• **Problem**
Only those lines running from the line that contains "Enumerate this screenshot's" through the end of the material are to be written out, each exactly as shown.
---
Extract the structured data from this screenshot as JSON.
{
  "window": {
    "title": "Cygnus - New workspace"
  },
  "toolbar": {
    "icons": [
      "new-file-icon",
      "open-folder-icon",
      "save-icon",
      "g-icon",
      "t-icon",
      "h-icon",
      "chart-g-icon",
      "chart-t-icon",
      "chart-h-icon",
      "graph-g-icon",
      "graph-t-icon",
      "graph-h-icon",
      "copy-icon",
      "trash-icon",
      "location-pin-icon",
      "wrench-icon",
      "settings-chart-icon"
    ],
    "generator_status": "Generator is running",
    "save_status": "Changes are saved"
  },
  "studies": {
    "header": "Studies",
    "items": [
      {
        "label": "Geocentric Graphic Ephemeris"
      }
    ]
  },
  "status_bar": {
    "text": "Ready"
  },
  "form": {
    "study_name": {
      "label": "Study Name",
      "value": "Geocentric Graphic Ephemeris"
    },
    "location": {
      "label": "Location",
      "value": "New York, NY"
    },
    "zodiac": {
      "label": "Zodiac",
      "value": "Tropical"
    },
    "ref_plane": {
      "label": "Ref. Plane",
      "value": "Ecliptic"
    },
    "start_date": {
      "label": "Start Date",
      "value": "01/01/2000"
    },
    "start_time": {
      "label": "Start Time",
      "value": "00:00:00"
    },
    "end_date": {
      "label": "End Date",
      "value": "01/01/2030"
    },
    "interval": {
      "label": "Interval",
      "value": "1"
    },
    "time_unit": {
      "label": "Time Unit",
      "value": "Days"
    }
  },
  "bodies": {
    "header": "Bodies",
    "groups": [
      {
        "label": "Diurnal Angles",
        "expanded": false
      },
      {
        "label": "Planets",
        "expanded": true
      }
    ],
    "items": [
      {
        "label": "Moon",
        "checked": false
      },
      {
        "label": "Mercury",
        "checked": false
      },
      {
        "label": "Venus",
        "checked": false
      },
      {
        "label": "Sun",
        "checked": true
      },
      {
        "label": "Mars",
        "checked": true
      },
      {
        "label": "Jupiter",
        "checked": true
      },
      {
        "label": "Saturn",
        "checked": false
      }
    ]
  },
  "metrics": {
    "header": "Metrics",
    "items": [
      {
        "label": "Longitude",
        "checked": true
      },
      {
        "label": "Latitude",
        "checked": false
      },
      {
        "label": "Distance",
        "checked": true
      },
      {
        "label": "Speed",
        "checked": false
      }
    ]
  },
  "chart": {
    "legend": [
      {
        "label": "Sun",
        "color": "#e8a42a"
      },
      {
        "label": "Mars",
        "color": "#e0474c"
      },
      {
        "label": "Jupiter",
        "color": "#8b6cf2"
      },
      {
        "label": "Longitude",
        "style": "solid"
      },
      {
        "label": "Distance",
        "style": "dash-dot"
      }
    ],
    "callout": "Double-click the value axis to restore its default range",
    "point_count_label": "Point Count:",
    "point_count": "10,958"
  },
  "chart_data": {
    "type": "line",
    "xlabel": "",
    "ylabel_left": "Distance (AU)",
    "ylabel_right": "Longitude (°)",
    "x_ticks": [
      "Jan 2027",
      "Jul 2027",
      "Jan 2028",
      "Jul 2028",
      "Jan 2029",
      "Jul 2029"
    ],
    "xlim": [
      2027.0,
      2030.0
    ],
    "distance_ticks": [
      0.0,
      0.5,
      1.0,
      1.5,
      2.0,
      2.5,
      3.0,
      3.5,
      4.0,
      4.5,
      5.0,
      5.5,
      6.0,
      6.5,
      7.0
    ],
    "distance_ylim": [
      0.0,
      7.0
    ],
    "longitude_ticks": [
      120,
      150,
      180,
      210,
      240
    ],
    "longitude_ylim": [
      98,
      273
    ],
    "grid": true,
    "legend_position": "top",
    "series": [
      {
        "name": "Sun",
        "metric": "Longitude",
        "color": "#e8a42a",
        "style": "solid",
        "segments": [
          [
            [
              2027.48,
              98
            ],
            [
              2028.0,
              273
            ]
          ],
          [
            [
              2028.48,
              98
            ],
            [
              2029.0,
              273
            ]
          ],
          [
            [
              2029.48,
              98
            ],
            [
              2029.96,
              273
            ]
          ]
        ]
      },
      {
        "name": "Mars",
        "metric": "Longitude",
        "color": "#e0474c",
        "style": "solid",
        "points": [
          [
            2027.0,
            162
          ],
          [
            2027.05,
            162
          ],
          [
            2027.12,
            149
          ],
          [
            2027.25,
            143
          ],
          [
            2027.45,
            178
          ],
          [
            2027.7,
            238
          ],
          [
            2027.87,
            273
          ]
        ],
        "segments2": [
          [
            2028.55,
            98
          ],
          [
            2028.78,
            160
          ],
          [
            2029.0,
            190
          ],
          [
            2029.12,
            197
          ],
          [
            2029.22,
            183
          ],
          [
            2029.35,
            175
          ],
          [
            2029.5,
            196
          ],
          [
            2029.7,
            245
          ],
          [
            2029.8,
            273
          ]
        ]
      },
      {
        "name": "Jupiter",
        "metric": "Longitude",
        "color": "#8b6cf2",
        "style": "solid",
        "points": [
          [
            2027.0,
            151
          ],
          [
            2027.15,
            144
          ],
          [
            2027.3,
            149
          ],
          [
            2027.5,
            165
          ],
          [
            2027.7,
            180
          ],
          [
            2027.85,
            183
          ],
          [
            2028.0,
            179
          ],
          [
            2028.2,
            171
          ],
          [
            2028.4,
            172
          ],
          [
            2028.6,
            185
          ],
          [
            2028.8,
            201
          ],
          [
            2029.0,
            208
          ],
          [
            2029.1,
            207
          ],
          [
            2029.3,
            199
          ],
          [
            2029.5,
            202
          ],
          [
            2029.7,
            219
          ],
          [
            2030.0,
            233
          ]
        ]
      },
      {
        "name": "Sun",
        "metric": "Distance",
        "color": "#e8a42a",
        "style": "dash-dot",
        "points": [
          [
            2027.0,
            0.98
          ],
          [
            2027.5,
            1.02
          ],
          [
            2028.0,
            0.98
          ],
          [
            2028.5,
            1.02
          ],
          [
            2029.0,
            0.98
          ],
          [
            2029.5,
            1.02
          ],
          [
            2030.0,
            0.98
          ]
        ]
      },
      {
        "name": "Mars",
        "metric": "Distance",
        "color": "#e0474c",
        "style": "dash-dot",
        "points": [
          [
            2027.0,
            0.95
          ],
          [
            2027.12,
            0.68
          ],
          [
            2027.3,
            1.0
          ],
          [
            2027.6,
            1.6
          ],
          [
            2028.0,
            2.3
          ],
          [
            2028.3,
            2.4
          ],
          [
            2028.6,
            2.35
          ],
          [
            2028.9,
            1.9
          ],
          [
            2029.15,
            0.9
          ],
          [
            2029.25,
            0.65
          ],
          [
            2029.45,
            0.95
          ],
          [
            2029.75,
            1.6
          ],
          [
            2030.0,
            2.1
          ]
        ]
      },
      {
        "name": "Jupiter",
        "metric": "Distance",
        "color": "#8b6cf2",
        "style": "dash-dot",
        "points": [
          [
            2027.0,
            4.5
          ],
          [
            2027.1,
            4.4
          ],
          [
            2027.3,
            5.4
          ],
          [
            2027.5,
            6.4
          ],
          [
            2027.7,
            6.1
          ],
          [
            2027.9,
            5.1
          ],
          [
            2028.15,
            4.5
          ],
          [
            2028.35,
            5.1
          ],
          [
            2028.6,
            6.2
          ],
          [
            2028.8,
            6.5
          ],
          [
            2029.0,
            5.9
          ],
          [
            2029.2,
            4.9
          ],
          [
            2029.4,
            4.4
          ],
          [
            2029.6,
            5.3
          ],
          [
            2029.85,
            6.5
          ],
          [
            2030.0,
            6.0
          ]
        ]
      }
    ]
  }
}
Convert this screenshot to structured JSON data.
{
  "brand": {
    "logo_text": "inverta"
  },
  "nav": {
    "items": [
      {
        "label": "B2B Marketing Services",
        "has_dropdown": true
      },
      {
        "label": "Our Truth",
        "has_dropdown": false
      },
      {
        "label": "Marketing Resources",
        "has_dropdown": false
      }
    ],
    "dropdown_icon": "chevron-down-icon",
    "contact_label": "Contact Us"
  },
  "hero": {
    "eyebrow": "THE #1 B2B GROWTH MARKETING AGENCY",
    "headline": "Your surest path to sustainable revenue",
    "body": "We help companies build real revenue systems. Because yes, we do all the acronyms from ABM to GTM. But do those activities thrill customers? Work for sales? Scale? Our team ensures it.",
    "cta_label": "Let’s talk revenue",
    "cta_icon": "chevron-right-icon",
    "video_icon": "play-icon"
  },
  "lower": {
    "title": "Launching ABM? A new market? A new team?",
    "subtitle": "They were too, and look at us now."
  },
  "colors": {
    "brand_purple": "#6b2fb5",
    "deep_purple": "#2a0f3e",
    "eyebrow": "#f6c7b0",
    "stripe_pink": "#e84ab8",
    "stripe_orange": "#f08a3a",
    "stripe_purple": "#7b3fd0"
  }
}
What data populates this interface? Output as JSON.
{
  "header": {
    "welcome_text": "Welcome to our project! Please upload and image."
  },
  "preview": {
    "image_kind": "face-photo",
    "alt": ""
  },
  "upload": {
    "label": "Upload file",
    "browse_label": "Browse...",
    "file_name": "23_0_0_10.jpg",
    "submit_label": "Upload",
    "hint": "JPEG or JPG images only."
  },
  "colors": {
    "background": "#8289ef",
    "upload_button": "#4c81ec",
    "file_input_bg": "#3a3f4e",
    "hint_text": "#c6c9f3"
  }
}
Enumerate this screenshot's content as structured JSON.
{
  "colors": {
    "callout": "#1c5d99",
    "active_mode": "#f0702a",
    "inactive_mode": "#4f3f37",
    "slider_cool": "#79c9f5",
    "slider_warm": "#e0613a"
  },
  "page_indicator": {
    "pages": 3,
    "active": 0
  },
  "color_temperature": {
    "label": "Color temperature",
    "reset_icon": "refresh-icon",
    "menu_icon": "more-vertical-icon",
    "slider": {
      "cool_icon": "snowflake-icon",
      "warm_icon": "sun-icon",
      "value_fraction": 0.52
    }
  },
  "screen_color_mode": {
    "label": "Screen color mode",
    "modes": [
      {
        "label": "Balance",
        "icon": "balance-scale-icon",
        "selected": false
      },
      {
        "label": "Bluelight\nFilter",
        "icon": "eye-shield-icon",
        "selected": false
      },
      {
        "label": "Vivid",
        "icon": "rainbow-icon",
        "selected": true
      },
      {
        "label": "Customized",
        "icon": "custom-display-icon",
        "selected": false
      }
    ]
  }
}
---
• **Task output**
Enumerate this screenshot's content as structured JSON.
{
  "colors": {
    "callout": "#1c5d99",
    "active_mode": "#f0702a",
    "inactive_mode": "#4f3f37",
    "slider_cool": "#79c9f5",
    "slider_warm": "#e0613a"
  },
  "page_indicator": {
    "pages": 3,
    "active": 0
  },
  "color_temperature": {
    "label": "Color temperature",
    "reset_icon": "refresh-icon",
    "menu_icon": "more-vertical-icon",
    "slider": {
      "cool_icon": "snowflake-icon",
      "warm_icon": "sun-icon",
      "value_fraction": 0.52
    }
  },
  "screen_color_mode": {
    "label": "Screen color mode",
    "modes": [
      {
        "label": "Balance",
        "icon": "balance-scale-icon",
        "selected": false
      },
      {
        "label": "Bluelight\nFilter",
        "icon": "eye-shield-icon",
        "selected": false
      },
      {
        "label": "Vivid",
        "icon": "rainbow-icon",
        "selected": true
      },
      {
        "label": "Customized",
        "icon": "custom-display-icon",
        "selected": false
      }
    ]
  }
}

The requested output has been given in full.